## Available data
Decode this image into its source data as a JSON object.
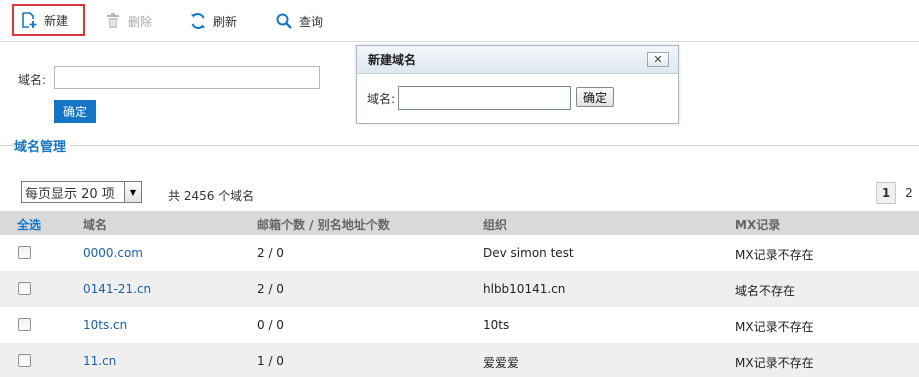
{
  "toolbar": {
    "new_label": "新建",
    "delete_label": "删除",
    "refresh_label": "刷新",
    "query_label": "查询"
  },
  "search_form": {
    "domain_label": "域名:",
    "domain_value": "",
    "confirm_label": "确定"
  },
  "dialog": {
    "title": "新建域名",
    "close_label": "✕",
    "domain_label": "域名:",
    "domain_value": "",
    "confirm_label": "确定"
  },
  "section": {
    "title": "域名管理"
  },
  "pager": {
    "page_size_selected": "每页显示 20 项",
    "total_text": "共 2456 个域名",
    "pages": [
      "1",
      "2"
    ],
    "current_page": "1"
  },
  "table": {
    "headers": {
      "select_all": "全选",
      "domain": "域名",
      "counts": "邮箱个数 / 别名地址个数",
      "org": "组织",
      "mx": "MX记录"
    },
    "rows": [
      {
        "domain": "0000.com",
        "counts": "2 / 0",
        "org": "Dev simon test",
        "mx": "MX记录不存在"
      },
      {
        "domain": "0141-21.cn",
        "counts": "2 / 0",
        "org": "hlbb10141.cn",
        "mx": "域名不存在"
      },
      {
        "domain": "10ts.cn",
        "counts": "0 / 0",
        "org": "10ts",
        "mx": "MX记录不存在"
      },
      {
        "domain": "11.cn",
        "counts": "1 / 0",
        "org": "爱爱爱",
        "mx": "MX记录不存在"
      }
    ]
  },
  "colors": {
    "accent": "#1576c5",
    "link": "#1c5fa8",
    "highlight": "#d9373c"
  }
}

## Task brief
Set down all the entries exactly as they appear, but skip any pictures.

## Written response
Decode this image into its source data as a JSON object.
{
  "toolbar": {
    "new_label": "新建",
    "delete_label": "删除",
    "refresh_label": "刷新",
    "query_label": "查询"
  },
  "search_form": {
    "domain_label": "域名:",
    "domain_value": "",
    "confirm_label": "确定"
  },
  "dialog": {
    "title": "新建域名",
    "close_label": "✕",
    "domain_label": "域名:",
    "domain_value": "",
    "confirm_label": "确定"
  },
  "section": {
    "title": "域名管理"
  },
  "pager": {
    "page_size_selected": "每页显示 20 项",
    "total_text": "共 2456 个域名",
    "pages": [
      "1",
      "2"
    ],
    "current_page": "1"
  },
  "table": {
    "headers": {
      "select_all": "全选",
      "domain": "域名",
      "counts": "邮箱个数 / 别名地址个数",
      "org": "组织",
      "mx": "MX记录"
    },
    "rows": [
      {
        "domain": "0000.com",
        "counts": "2 / 0",
        "org": "Dev simon test",
        "mx": "MX记录不存在"
      },
      {
        "domain": "0141-21.cn",
        "counts": "2 / 0",
        "org": "hlbb10141.cn",
        "mx": "域名不存在"
      },
      {
        "domain": "10ts.cn",
        "counts": "0 / 0",
        "org": "10ts",
        "mx": "MX记录不存在"
      },
      {
        "domain": "11.cn",
        "counts": "1 / 0",
        "org": "爱爱爱",
        "mx": "MX记录不存在"
      }
    ]
  },
  "colors": {
    "accent": "#1576c5",
    "link": "#1c5fa8",
    "highlight": "#d9373c"
  }
}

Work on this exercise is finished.